The following is an edited version of the original press release.
The FDA has released a new draft guidance that provides recommendations for sponsors, investigators, and other stakeholders regarding the implementation of DCTs to advance medical product development and research. Examples of decentralized elements include obtaining laboratory tests at a local facility rather than a research medical center, or conducting a clinical follow-up visit in the trial participant’s home using telemedicine.
Decentralizing clinical trials will allow some or all trial-related activities to take place at trial participants’ homes or other convenient locations, instead of having them visit research sites. By reducing barriers to participation, the FDA expects DCTs will increase the breadth and diversity of participants in clinical trials and improve accessibility for those with rare diseases or mobility challenges. The agency also anticipates this approach will facilitate the development of drugs, including in areas of medical need, resulting in more treatment options and improved patient outcomes.

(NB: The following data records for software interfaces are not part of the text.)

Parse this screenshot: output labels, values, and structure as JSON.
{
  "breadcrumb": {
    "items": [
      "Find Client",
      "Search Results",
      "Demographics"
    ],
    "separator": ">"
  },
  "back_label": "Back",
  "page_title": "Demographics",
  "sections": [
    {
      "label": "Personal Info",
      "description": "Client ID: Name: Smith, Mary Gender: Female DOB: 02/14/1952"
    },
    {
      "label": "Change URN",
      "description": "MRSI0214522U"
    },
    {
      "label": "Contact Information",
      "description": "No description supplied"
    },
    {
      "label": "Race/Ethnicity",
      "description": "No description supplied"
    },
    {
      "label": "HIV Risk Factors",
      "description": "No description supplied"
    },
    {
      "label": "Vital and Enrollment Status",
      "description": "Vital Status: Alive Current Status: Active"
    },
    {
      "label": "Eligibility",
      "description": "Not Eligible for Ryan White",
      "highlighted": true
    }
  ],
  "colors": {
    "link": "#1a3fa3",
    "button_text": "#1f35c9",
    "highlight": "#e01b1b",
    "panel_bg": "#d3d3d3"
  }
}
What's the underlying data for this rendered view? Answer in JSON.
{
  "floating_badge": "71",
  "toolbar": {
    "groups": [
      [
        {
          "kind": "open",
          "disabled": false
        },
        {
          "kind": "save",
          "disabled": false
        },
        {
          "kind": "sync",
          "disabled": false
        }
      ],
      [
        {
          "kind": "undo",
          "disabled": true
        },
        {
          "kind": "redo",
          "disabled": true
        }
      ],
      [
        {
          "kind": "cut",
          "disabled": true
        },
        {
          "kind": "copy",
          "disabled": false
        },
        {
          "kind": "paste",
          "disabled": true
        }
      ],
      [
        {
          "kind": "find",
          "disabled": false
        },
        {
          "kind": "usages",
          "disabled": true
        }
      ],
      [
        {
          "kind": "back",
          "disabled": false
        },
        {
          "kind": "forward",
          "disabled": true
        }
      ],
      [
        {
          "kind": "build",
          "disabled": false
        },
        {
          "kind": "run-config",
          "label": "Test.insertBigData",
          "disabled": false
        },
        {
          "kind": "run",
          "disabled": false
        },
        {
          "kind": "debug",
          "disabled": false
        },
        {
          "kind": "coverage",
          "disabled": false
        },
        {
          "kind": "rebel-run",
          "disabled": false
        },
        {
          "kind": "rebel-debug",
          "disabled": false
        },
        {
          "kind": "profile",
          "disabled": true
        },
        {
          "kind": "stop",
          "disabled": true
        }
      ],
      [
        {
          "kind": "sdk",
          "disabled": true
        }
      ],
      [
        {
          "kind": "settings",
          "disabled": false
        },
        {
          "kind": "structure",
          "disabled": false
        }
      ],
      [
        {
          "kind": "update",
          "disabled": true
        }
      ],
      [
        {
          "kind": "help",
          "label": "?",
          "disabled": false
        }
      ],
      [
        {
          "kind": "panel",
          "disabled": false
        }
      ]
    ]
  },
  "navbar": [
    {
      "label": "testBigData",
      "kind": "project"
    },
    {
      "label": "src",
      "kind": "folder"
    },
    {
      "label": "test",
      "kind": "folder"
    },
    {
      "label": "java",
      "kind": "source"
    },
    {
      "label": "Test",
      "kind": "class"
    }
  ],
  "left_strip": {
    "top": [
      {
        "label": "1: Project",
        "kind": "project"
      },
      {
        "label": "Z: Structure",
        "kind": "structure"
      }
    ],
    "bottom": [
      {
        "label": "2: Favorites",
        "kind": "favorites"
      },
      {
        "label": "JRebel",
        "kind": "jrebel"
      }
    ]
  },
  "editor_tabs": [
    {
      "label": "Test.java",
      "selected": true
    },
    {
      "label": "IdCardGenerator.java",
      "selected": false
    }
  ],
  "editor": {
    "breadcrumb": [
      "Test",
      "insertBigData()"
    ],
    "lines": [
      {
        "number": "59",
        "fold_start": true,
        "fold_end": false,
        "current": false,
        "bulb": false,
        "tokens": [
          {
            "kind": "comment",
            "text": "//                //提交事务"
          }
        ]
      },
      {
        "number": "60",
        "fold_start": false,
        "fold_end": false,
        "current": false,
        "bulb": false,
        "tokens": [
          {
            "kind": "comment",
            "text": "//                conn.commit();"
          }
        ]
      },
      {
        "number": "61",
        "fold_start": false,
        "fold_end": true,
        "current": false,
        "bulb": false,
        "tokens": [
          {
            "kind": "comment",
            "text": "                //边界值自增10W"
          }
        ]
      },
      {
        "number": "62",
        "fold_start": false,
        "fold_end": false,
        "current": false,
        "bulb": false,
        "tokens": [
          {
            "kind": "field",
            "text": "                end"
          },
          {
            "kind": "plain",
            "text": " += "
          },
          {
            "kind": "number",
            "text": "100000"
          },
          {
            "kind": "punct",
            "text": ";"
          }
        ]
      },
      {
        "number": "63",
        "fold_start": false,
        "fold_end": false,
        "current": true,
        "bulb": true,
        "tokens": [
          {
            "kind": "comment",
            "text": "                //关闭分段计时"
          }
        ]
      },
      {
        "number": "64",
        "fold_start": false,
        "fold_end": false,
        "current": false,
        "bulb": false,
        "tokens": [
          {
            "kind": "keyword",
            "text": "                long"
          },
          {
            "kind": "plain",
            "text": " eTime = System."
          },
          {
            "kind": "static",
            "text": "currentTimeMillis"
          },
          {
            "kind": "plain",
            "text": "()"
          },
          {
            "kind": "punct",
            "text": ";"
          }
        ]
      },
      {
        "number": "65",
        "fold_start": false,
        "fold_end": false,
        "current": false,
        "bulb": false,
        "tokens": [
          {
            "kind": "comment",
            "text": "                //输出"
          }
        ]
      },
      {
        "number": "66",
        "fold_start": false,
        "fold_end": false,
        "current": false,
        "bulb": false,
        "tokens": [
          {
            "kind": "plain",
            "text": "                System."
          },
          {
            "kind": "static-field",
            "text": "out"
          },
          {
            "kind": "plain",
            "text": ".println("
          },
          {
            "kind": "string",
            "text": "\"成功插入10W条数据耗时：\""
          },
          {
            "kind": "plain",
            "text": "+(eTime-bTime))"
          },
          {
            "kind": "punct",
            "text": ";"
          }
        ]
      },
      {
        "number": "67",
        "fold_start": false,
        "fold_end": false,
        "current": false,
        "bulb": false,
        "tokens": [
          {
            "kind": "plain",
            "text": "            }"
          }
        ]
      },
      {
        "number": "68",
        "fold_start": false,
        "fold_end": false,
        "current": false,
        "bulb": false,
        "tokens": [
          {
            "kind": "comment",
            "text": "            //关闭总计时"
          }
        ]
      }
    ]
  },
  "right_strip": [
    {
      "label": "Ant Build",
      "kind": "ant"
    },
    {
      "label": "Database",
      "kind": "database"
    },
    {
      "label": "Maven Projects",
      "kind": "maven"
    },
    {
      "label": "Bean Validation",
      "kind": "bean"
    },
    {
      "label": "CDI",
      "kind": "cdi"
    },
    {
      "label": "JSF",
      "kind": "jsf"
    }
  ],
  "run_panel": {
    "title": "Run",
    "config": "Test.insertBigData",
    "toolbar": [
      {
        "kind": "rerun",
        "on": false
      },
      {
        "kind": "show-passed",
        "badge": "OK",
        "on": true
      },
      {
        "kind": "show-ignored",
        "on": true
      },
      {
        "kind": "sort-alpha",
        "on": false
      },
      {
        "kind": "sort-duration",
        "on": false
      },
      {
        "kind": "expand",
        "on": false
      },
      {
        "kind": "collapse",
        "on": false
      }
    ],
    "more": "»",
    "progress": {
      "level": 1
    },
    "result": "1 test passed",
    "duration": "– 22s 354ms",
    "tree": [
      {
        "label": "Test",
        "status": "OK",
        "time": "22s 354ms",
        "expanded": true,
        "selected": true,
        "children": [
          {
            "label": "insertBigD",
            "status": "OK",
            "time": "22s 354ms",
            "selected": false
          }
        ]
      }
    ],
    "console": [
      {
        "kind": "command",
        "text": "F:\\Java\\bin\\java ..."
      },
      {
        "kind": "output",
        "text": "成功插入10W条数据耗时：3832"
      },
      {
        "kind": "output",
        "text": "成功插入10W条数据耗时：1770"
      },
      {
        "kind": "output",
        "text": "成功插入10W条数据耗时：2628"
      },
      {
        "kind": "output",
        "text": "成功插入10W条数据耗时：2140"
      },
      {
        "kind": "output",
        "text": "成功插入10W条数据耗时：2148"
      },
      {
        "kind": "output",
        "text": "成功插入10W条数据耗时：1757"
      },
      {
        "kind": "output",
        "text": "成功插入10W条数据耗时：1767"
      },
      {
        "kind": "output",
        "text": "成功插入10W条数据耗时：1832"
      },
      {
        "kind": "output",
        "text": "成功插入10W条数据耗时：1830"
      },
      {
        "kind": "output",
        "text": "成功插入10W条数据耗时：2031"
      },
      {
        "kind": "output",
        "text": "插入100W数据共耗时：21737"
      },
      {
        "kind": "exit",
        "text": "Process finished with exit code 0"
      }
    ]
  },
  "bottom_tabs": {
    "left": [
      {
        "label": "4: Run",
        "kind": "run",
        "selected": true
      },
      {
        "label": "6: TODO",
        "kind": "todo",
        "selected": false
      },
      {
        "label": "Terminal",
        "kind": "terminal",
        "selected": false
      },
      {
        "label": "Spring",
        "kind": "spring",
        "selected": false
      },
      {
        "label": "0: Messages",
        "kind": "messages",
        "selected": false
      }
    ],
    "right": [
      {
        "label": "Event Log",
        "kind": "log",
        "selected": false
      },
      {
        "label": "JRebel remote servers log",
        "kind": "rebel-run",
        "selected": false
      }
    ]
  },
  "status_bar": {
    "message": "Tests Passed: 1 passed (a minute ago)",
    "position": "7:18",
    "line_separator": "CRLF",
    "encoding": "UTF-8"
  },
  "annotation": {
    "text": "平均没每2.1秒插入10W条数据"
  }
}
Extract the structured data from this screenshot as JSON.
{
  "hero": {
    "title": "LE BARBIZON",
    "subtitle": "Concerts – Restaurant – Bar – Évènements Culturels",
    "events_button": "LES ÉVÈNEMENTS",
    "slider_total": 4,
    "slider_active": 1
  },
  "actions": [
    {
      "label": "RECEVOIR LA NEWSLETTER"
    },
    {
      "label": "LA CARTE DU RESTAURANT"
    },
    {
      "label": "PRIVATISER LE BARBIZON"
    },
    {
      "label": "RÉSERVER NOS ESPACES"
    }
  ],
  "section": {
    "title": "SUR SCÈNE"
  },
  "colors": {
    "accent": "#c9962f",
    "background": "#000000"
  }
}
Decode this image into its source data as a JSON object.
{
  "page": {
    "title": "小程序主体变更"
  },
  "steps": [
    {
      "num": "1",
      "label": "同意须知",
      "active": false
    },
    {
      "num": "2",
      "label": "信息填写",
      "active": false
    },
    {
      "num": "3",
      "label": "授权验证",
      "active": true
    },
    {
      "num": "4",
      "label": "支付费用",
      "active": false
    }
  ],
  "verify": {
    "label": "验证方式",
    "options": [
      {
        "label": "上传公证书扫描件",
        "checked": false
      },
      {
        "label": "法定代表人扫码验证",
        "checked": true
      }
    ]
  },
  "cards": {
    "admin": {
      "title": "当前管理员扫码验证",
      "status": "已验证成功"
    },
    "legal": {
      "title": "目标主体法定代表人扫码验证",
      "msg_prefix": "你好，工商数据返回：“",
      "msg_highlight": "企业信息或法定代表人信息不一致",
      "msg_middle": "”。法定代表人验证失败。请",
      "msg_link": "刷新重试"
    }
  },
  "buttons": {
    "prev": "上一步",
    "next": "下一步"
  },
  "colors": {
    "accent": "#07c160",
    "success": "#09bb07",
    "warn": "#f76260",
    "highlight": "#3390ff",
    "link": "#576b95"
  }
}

While the FDA’s regulatory requirements for investigations of medical products are the same for DCTs and traditional site-based clinical trials, the new draft guidance covers recommendations on topics such as:
- design considerations for a DCT
- conduct of remote clinical trial visits and clinical trial-related activities in a DCT
- use of digital health technologies to remotely acquire data in a DCT
- roles and responsibilities of the sponsor and investigators in a DCT
- obtaining informed consent (IC) and institutional review board oversight of the IC process in a DCT
- determination of the appropriateness of investigational products for use in a DCT
- packaging and shipping of investigational products in a DCT
- safety monitoring of trial participants in a DCT